High blood pressure isn’t called the “silent killer” for nothing. Most people with high blood pressure (also called Hypertension) don’t know they have it. But if left untreated, it can cause hardening of the arteries, stroke, kidney damage, and even cognitive decline and dementia.
However, the condition is, in most cases, asymptomatic. This is why regular screening is so important.
In simpler terms, blood pressure is the force of blood against the walls of blood vessels and arteries. It is expressed in two numbers: the top number (systolic blood pressure) represents the pressure, or force, in the arteries when the heart beats, and the bottom number (diastolic blood pressure) is the pressure measured between heartbeats.
Therefore, high blood pressure is dangerous because it means the heart is working harder to pump blood throughout the body.
The relationship between chronic stress and hypertension
For most people, high blood pressure is multifactorial, meaning that several factors work together to push your levels into unsafe territory. But chronic stress is increasingly associated with excessively high blood pressure.
From an evolutionary standpoint, stress hormones such as cortisol and adrenaline are released into the blood to help us escape from danger (fight or flight). Doing so increases your heart rate, raises your blood pressure, constricts blood vessels, and enlarges your pupils to help you think and move quickly.
In the past, a stressful event was usually over very quickly. But today, the relentless demands of work, busy schedules, relationships, and even social media have led to an epidemic of chronic stress, triggering the release of those same stress hormones.

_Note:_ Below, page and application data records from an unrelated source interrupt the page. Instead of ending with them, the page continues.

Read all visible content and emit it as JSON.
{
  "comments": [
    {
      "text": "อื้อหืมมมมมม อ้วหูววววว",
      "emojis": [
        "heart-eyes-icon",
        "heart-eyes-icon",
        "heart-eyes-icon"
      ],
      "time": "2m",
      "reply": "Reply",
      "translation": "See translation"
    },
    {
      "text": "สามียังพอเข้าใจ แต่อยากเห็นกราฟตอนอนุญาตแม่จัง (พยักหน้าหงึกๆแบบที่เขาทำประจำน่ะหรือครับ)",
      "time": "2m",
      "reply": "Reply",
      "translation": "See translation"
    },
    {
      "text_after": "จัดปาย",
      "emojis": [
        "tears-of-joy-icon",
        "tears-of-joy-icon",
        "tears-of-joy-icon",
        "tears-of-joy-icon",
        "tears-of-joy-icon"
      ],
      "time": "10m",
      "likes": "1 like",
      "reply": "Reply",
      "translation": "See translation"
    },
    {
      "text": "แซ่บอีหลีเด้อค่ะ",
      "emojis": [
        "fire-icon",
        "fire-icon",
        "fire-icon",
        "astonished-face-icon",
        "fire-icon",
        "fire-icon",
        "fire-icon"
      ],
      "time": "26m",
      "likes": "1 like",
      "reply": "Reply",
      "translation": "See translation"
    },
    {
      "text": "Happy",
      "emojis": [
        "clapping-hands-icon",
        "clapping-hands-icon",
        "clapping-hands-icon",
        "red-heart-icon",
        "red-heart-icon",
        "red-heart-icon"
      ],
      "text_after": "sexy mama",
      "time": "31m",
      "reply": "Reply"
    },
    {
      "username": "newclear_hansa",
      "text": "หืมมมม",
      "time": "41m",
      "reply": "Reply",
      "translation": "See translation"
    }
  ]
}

However, unlike the past of our ancestors, there is often no rest, it is static. Therefore, blood pressure can remain high. One study, for example, found that spending more than 41 hours a week at work increased the risk of developing high blood pressure by 17%.
How to Reverse
Physical activity is one of the most effective ways to lower stress hormone levels and reduce their impact on blood pressure.
Therefore, practices like deep breathing, meditation, yoga, or even reading a book can also control stress hormones.
You should also stop certain activities, such as checking work emails, at all times. Finally, you need to know yourself and your triggers to understand how you can move away from situations that increase stress and anxiety.